How do you know when a novel – or short story, for that matter – is finished?
At what point should you stop tinkering, put down the quill, lean back in your overstuffed armchair and say to yourself “Right, done! Now to publish”?
The greatly-missed Iain Banks once said:
Don’t try to perfect as you go along, just get to the end of the damn thing. If you try to polish every sentence there’s a chance you’ll never get past the first chapter.
You can hear the years of experience in the quote – there speaks a man who learnt the hard way. Because, of course, we all want to publish the most perfect book we possibly can. And we’re artists, so there’s always a different way to express something, a fancier adjective, a more elegant turn of phrase, a slicker exposition…
Well hello there Internet, how splendid to be back! Please say you missed me, or there may be the most frightful scene.
I have, as the more eagle-eyed amongst you will have observed, been away. I could spin you a sordid yarn of diamond-smuggling and a brief sojourn in a hellish Peruvian jail, but the truth is far more prosaic. I lost my voice. Not in a “warm brandy, kitten round the neck” sort of a way. No, that would have been far more enjoyable.
The Blogger’s Worst Nightmare

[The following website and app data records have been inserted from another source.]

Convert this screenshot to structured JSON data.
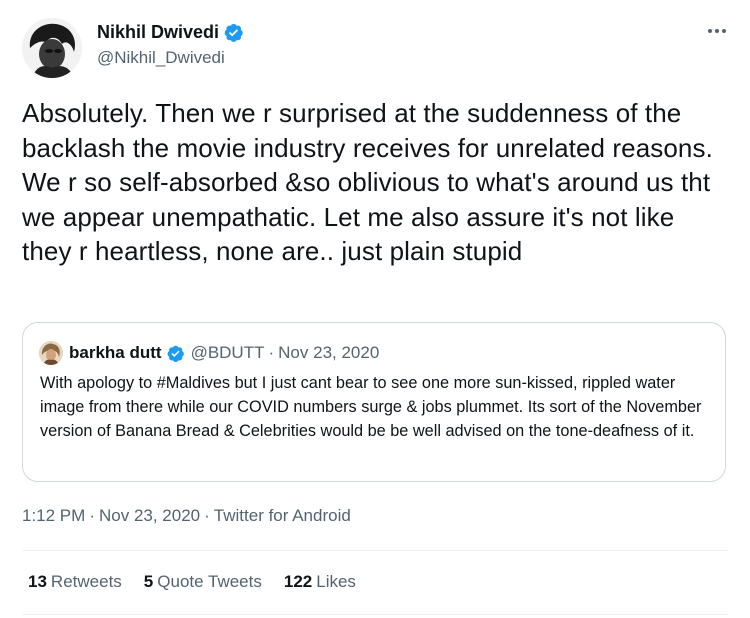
{
  "author": {
    "name": "Nikhil Dwivedi",
    "handle": "@Nikhil_Dwivedi",
    "verified": true
  },
  "tweet_text": "Absolutely. Then we r surprised at the suddenness of the backlash the movie industry receives for unrelated reasons. We r so self-absorbed &so oblivious to what's around us tht we appear unempathatic. Let me also assure it's not like they r heartless, none are.. just plain stupid",
  "quoted": {
    "name": "barkha dutt",
    "handle": "@BDUTT",
    "separator": "·",
    "date": "Nov 23, 2020",
    "verified": true,
    "text": "With apology to #Maldives but I just cant bear to see one more sun-kissed, rippled water image from there while our COVID numbers surge & jobs plummet. Its sort of the November version of Banana Bread & Celebrities would be be well advised on the tone-deafness of it."
  },
  "meta": {
    "time": "1:12 PM",
    "separator": "·",
    "date": "Nov 23, 2020",
    "source": "Twitter for Android"
  },
  "stats": {
    "retweets_count": "13",
    "retweets_label": "Retweets",
    "quotes_count": "5",
    "quotes_label": "Quote Tweets",
    "likes_count": "122",
    "likes_label": "Likes"
  },
  "colors": {
    "verified_blue": "#1d9bf0",
    "secondary_text": "#536471",
    "border": "#cfd9de"
  },
  "icons": {
    "verified": "verified-badge-icon",
    "more": "more-options-icon"
  }
}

In what must surely be the worst professional catastrophe which can befall writers and bloggers, I found myself with nothing to say and no means of saying it. Inspiration dried up so entirely that even the trusty old standby methods of finding post inspiration failed. Moreover, whenever I attempted to write, the words came out flatter than a Friday-night karaoke bar. No fun, no lightness, no substance, no purpose. None of that which regular readers have been kind enough to say they enjoy in my writing. Which led me to thinking…
In the grand pantheon of social media platforms, each most definitely has its own character.

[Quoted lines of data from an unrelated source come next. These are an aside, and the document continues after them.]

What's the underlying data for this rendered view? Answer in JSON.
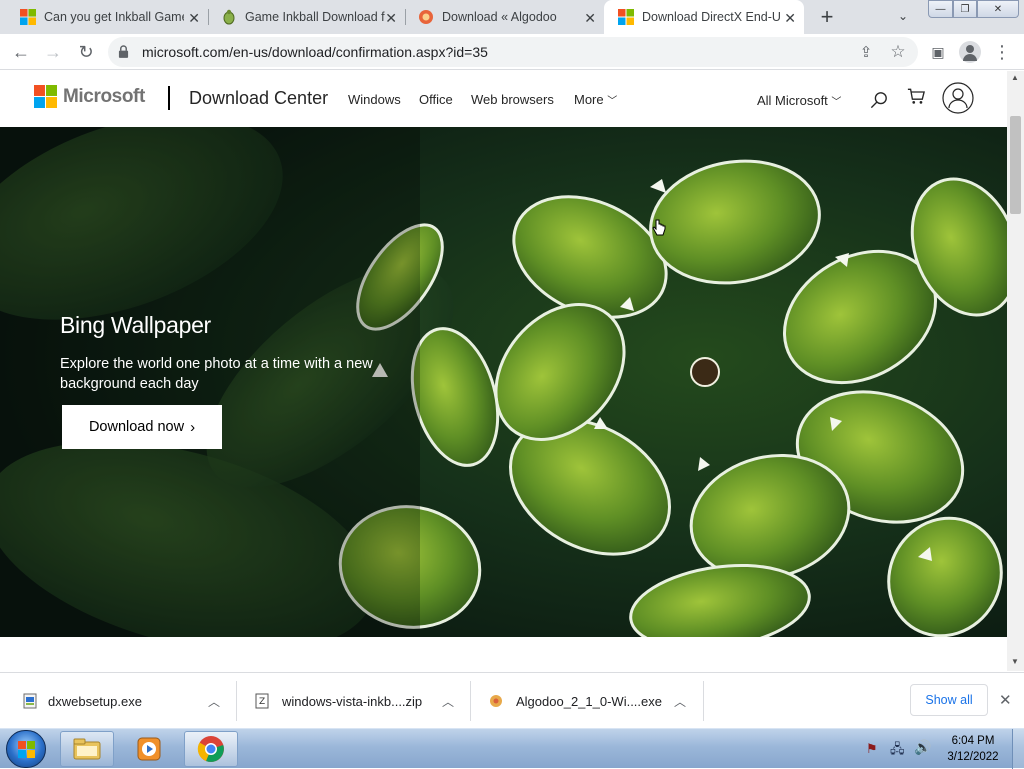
{
  "browser": {
    "tabs": [
      {
        "title": "Can you get Inkball Game",
        "favicon": "windows-logo-icon"
      },
      {
        "title": "Game Inkball Download f",
        "favicon": "bug-icon"
      },
      {
        "title": "Download « Algodoo",
        "favicon": "algodoo-icon"
      },
      {
        "title": "Download DirectX End-U",
        "favicon": "microsoft-logo-icon"
      }
    ],
    "new_tab_label": "+",
    "address_bar": {
      "url": "microsoft.com/en-us/download/confirmation.aspx?id=35"
    }
  },
  "site": {
    "brand": "Microsoft",
    "section": "Download Center",
    "nav": [
      "Windows",
      "Office",
      "Web browsers",
      "More"
    ],
    "all_microsoft": "All Microsoft"
  },
  "hero": {
    "title": "Bing Wallpaper",
    "subtitle": "Explore the world one photo at a time with a new background each day",
    "cta": "Download now"
  },
  "downloads": {
    "items": [
      {
        "name": "dxwebsetup.exe"
      },
      {
        "name": "windows-vista-inkb....zip"
      },
      {
        "name": "Algodoo_2_1_0-Wi....exe"
      }
    ],
    "show_all": "Show all"
  },
  "taskbar": {
    "time": "6:04 PM",
    "date": "3/12/2022"
  },
  "colors": {
    "ms_red": "#f25022",
    "ms_green": "#7fba00",
    "ms_blue": "#00a4ef",
    "ms_yellow": "#ffb900"
  }
}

Facebook is a faithful old friend with whom I’ve shared many a good time over the years and holds a special place in my jaded and cynical heart. We don’t speak as much as we should, but whenever we do get together it’s as though nothing has changed. Quiet comradeship binds us and no matter what else changes, Facebook is always there.
Google+ is my new BFF (as the kids, I believe, would style it). G+ was a friend-of-a-friend and, on paper, we have little in common at first glance, yet we have bonded astonishingly quickly over a shared love of certain mutual interests. So compatible are we that I now spend more time with G+ than with some of my older acquaintances. We just work together, you know?
Pinterest. Ahhhhh, Pinterest Can you hear the sighs? Pinterest is the pretty, intriguing-looking newcomer who I worship from afar, too scared to approach for fear of finding I have nothing of interest to share with her. There she is, all fresh and lovely and multi-faceted and what do I have to offer up? Nothing but my stories. One day Pinterest and I may share lunch, but that day is not today.
And then we have Twitter.
There is one magic trick for marketing your books (or blog or brand or self)…
What’s that you protest? Everyone else tells you “there’s no magic trick to successful marketing?” Yep, I’ve heard that too. Don’t believe them, they’re wrong.
There is one magic trick to marketing and it is this…
Don’t spread yourself too thinly.
Right, off you trot and get on with it.
Actually, woah, hang on… before you go, allow me to elaborate…
A writing teacher (and multi-published novelist) once told me that to really understand a character you’re writing, you should make a list of the items they carry in their pockets.
While I hate to disagree with such an august mentor, I’m afraid that I simply have to.
You see, if you take a peek in my pockets at this very moment – an undertaking from which I heartily dissuade you – you will find a handkerchief, some small change and a couple of buttons which popped off my coat. A character who uses money, occasionally blows his nose and shivers a lot does not a compelling story make.
This may be different for the fairer sex. I have never plucked up the courage to venture into the deepest recesses of a lady’s handbag, so am not intimately acquainted with the traditional contents of such. However, I suspect them to be of an equally utilitarian nature; I would hazard a guess at purse, travelcard, keys, phone and a little spare make-up.
Show me the woman who carries a blunderbuss, a taxidermied stoat and an assortment of kazoos in her bag and I’ll show you a story!
A Room With Views
In short, the whole pocket exercise doesn’t really work for me. No. Far more telling and illustrative are the items which characters have dotted around their living room. In a supposedly private space, we reveal far more of our true natures and past lives than we could ever fit in a pocket.
Go on, admit it – I had you at “kitten” didn’t I?
I see an awful lot of posts from indie writers complaining that they simply don’t have time to market themselves and their writing on social media. An awful lot. What with the demands of a ‘real life’ and the time we need to dedicate to writing whatever it is we’re trying to publicise, there just aren’t enough hours in the day.
And let’s be honest, there’s no point in spending all your time on marketing if it leaves you with nothing to market. I’m no economics expert (a lucky ‘C’ in O-Level maths in fact) but even I can see that the laws of supply-and-demand demand that there’s at least some supply.
And that’s where the kitten comes in.